We’ve all had at least one — the life-altering guide who helped make us who we became. I’ll bet you can see a face or recall a pivotal conversation even decades later. A really great teacher is as much a life-saver as a firefighter, a police officer, a trauma surgeon, or a helicopter rescue pilot.
But what makes for a great teacher? And, more importantly, how can we make more? For, although I believe the research over-simplifies things, economists and statisticians, wading through the mass of testing data now available on student achievement, have fixed on teachers as a major variable in student outcomes.
My quibble is that the outcome measures in such analyses are solely these test scores, and that such differences in outcome often do not hold up as years go by. Doing well on a test may well not be a valid measurement of understanding and skill. That said, however, we all know that terrific teachers have made a difference in our own lives and those of our children. How can we help more teachers to become exceptional?
I admit to succumbing, at one time, to the notion that great teachers are born and not made — ignoring the fact that it took years of experience to make them as good as they eventually became. But we had better figure out — fast — how to accelerate that process of on-the-job training, because we need more of them now.
The ingredients of greatness
Expert teachers require at least three separate kinds of expertise: in subject matter, in how a novice misunderstands the subject, and in the mechanics of teaching.

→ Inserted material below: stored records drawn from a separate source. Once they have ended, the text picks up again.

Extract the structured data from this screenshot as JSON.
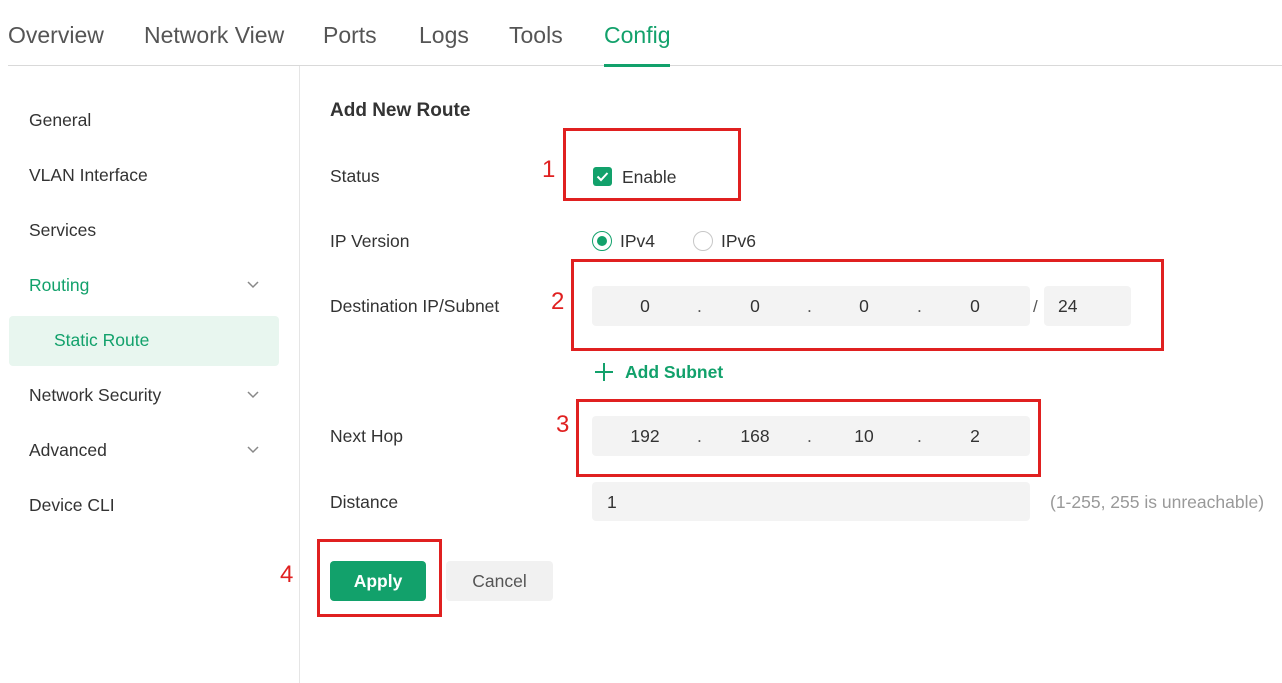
{
  "tabs": [
    {
      "label": "Overview"
    },
    {
      "label": "Network View"
    },
    {
      "label": "Ports"
    },
    {
      "label": "Logs"
    },
    {
      "label": "Tools"
    },
    {
      "label": "Config"
    }
  ],
  "active_tab": "Config",
  "sidebar": {
    "items": [
      {
        "label": "General"
      },
      {
        "label": "VLAN Interface"
      },
      {
        "label": "Services"
      },
      {
        "label": "Routing"
      },
      {
        "label": "Static Route"
      },
      {
        "label": "Network Security"
      },
      {
        "label": "Advanced"
      },
      {
        "label": "Device CLI"
      }
    ]
  },
  "form": {
    "title": "Add New Route",
    "status_label": "Status",
    "status_option": "Enable",
    "status_checked": true,
    "ip_version_label": "IP Version",
    "ipv4_label": "IPv4",
    "ipv6_label": "IPv6",
    "ip_version_selected": "IPv4",
    "dest_label": "Destination IP/Subnet",
    "dest_octets": [
      "0",
      "0",
      "0",
      "0"
    ],
    "dest_separator": ".",
    "mask_separator": "/",
    "dest_mask": "24",
    "add_subnet_label": "Add Subnet",
    "next_hop_label": "Next Hop",
    "next_hop_octets": [
      "192",
      "168",
      "10",
      "2"
    ],
    "distance_label": "Distance",
    "distance_value": "1",
    "distance_hint": "(1-255, 255 is unreachable)",
    "apply_label": "Apply",
    "cancel_label": "Cancel"
  },
  "annotations": [
    "1",
    "2",
    "3",
    "4"
  ],
  "colors": {
    "accent": "#12a16b",
    "annotation": "#e02020"
  }
}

The first should be self-evident: you can’t teach what you don’t know. Knowledge is necessary but not sufficient. If it were enough, there would not be so many college professors who can’t teach their way out of a paper bag. Understanding is not enough, if you can’t impart it to others.
Part of the ability to actually teach something is really an understanding of how students get it wrong. You have to get inside their heads to appreciate and correct their mistakes. The successful teaching of reading, for example, rests on knowledge of how students learn, what is difficult for them, and the mistakes they commonly make.
The famous video “A Private Universe” revealed that even Harvard graduates commonly have misconceptions about scientific basics such as the cause of seasons (relating them to Earth’s distance from the sun, rather than to the tilt of its axis). One interesting aspect of the video was its revelation that such misunderstandings could be traced back to such simple antecedents as a drawing in an elementary science textbook — one they had misinterpreted as children but which formed the (subconscious) foundation of their (mis)understanding of orbital mechanics. Such learning mistakes can be invisible to both teacher and learner.
Figuring out exactly what students are thinking is an art form. One of the experts in analyzing it is Deborah Ball, now Dean of the School of Education at the University of Michigan, Ann Arbor. Her work has demonstrated that specialized knowledge of how to teach specific mathematical concepts translates into increased and lasting student comprehension. Her Mathematical Knowledge for Teaching work emphasizes the importance of teachers understanding mathematical reasoning, and of asking the right questions to understand what students are thinking and why, in order to ensure they can not only get the right answers but do so for the right reasons.
Equally important, if less often taught in Schools of Education, is skill in the mechanics of teaching, sometimes dismissed as “classroom management.” A great teacher commands the classroom, gets and holds the attention of students. Some do this through sheer charisma or force of personality, but there are simple techniques that anyone can master. Doug Lemov has spent years finding, categorizing, and videotaping these techniques. His recently published book, Teach Like a Champion, summarizes all that research. [Ugh, hate the title! It evokes a bleeding, sweaty boxer, gloved hand raised after the knockout punch. But maybe that’s just me....]
Here’s an example of Lemov’s thinking (not the specific techniques): “Much of student behavior is opportunistic ... ‘I can get away with it, so I will.’ A far smaller number of students will persist in a behavior once you’ve made it unambiguous what you expect. Fewer still will do so when you’ve shown you’re persistent.” He repeatedly reminds us that children may not know exactly what we want them to do or may not know how to do it. Explicit directions can make all the difference.
Implicit in the No Child Left Behind and Race to the Top reform efforts is the assumption that carrots (merit pay) and sticks (firing teachers and principals in “failing” schools) applied to teachers will improve student learning. Not only have those techniques never been proven to work (remember how Edison Schools were going to show the profit motive could improve education?), but they can never reach and help all students. Helping all teachers to refine their craftsmanship can.
Note: These ideas were explored in much greater detail in “Building a Better Teacher” in The New York Times Sunday Magazine on March 2, 2010.